Big man (back) on campus

May. 08, 2013 @ 04:47 AM

When major league pitcher Todd Coffey took the mound last Thursday, he did not break into his trademark sprint. It was not the eighth inning of a tie game. The go-ahead run wasn’t on base, nor was he facing a feared homerun hitter, but he was under pressure.

Faced with the task of throwing out the first pitch before the Chase and Burns game, where he had his number retired, Coffey went into an abbreviated windup and delivered a pitch that fell short of and sank well below the strike zone.

“I was a little nervous,” Coffey admitted. “I wanted to throw a good pitch, but at the same time I wanted the catcher to catch the ball. I hadn’t warmed up so I just lobbed it in there and it dove on me. Everybody seemed to get a good laugh out of it.”

Even though the first pitch missed the strike zone, the rest of the day’s events were right on target for the Rutherford County native.

“Having your jersey retired at any level is an honor,” said Coffey. “But to have it done here at Chase where I have so many memories is special.”

Of those many memories, two stand out for Coffey.

“The funniest thing that happened was when we were playing up on the other field and the portable fence fell down,” he said. “We had to delay the game while the whole team ran to set it back up. My most memorable game was against Bandys. I had a no hitter going through 6 2/3 innings and I threw an 0-2 fastball right down the middle. It was a mistake and I gave up a hit. Coach (Chris) White was out of the dugout letting me hear about it before the runner had gotten to first base.”
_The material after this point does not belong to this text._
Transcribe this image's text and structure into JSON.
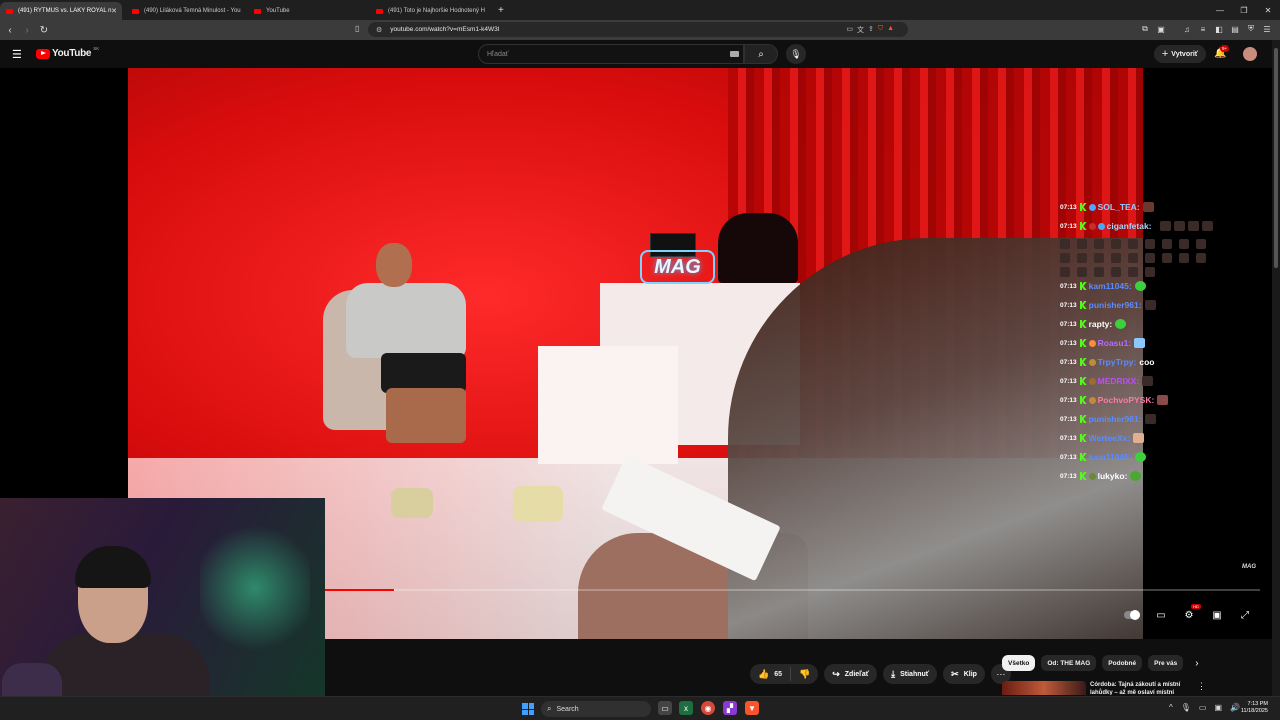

Before the game, Coffey offered advice to the current set of Trojans that he hopes will stick in their own memories.

“I asked the team how their season was going and they told me that it wasn’t going very well. Then I asked them if they were still having fun playing baseball and they all said 'yes.' That’s the most important thing," Coffey said. "As long as you are having fun playing baseball, it’s a great season, no matter what your record is. You don’t need to take baseball for granted because every game could be your last. You need to have fun more than anything else.”

Coffey is also hopeful that his retired jersey will offer encouragement.

“The team or maybe even a young fan will get to see it every day when they come to a game and know that anything is possible. Hopefully, it will give them the incentive to work harder and strive to be where I'm at right now.”

For now, that place is Rutherford County, as Coffey is currently rehabbing from Tommy John’s surgery, but he hopes to be back on a Major League mound by July.

“The rehab is right on schedule and I’m looking forward to pitching again,” he said. “But in many ways, my injury was a blessing because I get to spend time with my kids. I was able to go to a daddy/daughter dance the other day and a little league game. That’s something I could never have done if I was pitching right now. I believe everything happens for a reason.”

As much as Coffey is enjoying his time away from the game, baseball keeps calling him back to the mound.

“Man, I wish I was out there playing,” Coffey said as Chase took the field and the game began. “There is just something about the game that I can’t get enough of. It is truly a team sport. Baseball is one of the best things that has ever happened to me. I can’t wait to start playing again.”